Syracuse City Manager Robert Rice will present to the Davis Council of Governments tonight the idea of having different entities in the county join forces to become a member of the Association of Defense Communities.
The association was created in the early 1980s in response to military base realignments and closures.
Since 1988, the BRAC commission, through base realignment and closures, has closed 97 major U.S. military bases in an effort to save billions of tax dollars.
Rice is scheduled to make his presentation to Davis COG at 5 p.m. at Syracuse City Hall, 1979 W. 1900 South.
COG consists of the city mayors within the county and representatives from county government, Davis Chamber of Commerce, Davis School District and Hill Air Force Base.

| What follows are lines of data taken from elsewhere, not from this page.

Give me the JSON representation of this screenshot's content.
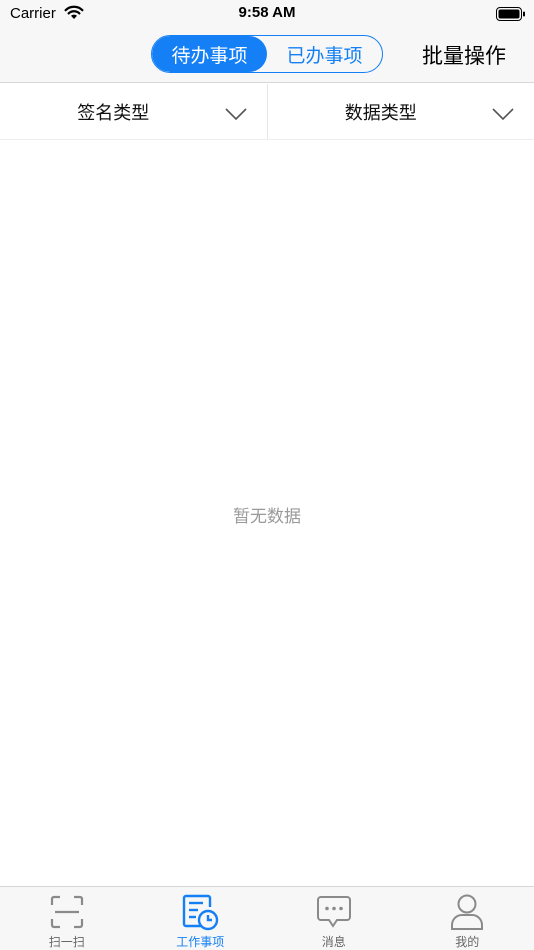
{
  "status_bar": {
    "carrier": "Carrier",
    "time": "9:58 AM"
  },
  "nav": {
    "segments": [
      {
        "label": "待办事项",
        "active": true
      },
      {
        "label": "已办事项",
        "active": false
      }
    ],
    "batch_label": "批量操作"
  },
  "filters": [
    {
      "label": "签名类型"
    },
    {
      "label": "数据类型"
    }
  ],
  "empty_state": {
    "text": "暂无数据"
  },
  "tab_bar": {
    "items": [
      {
        "label": "扫一扫",
        "icon": "scan-icon",
        "active": false
      },
      {
        "label": "工作事项",
        "icon": "task-clock-icon",
        "active": true
      },
      {
        "label": "消息",
        "icon": "message-icon",
        "active": false
      },
      {
        "label": "我的",
        "icon": "user-icon",
        "active": false
      }
    ]
  },
  "colors": {
    "accent": "#1580f5",
    "muted_text": "#9a9a9a",
    "bar_background": "#f7f7f7"
  }
}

Currently, Rice said, only two Utah groups are members of the ADC: the Utah Defense Alliance and Utah Industrial Depot.
The idea he will present to Davis COG is that the county, possibly in partnership with Weber County, become an ADC member, Rice said.
"There are cities, counties and towns that are members of ADC in other places," said Rice, who before coming to work for Syracuse in January became acquainted with ADC while serving as the commander of the Kaneohe Bay Marine Corps Base in Kailua, Hawaii.
The concept behind the ADC is to enhance the relationship between the communities that surround military bases and the base itself by demonstrating how integrated the entities are, said Syracuse Mayor Jamie Nagle.
She said, based on Rice's background, Rice requested an audience with the mayors at the COG meeting to provide them with information they can take back to their respective councils.
The ADC provides two yearly conferences, Rice said, in which topic discussions include military privatization and base redevelopment, community military partnerships and the co-use of military and community services.
Two local examples of such partnerships include a 1987 agreement between Wasatch Integrated Waste Management District and Hill Air Force Base, in which the district provides the base with steam generated by its waste-incinerator plant to heat many of the bases' buildings, and the development of Falcon Hill, a community military partnership project under construction along the west side of the base property.
That project is expected to provide retail and office space for both the public and private sector.
"I don't know a lot about the (ADC) organization, but felt it was important to bring it before the group," said Davis County Commissioner John Petroff Jr.
The cost to Davis COG to be a member of the ADC would be about $500, Petroff said.
The only concern he has in being an ADC member, Petroff said, is that the organization advocates base closure community transformations.
"I don't even want to get that thought out there," he said.
Rice said the question he will pose to leaders is whether being a member of the ADC would be worthwhile to their communities. If that is the case, Rice said, he would be willing to serve as one of the county's representatives to the ADC.
The ADC, with 1,200 members, is the voice for communities and states with a significant military presence. The ADC unites the diverse interests of communities, state governments, the private sector and the military on issues including base closure and realignment and defense real estate, according to the ADC website.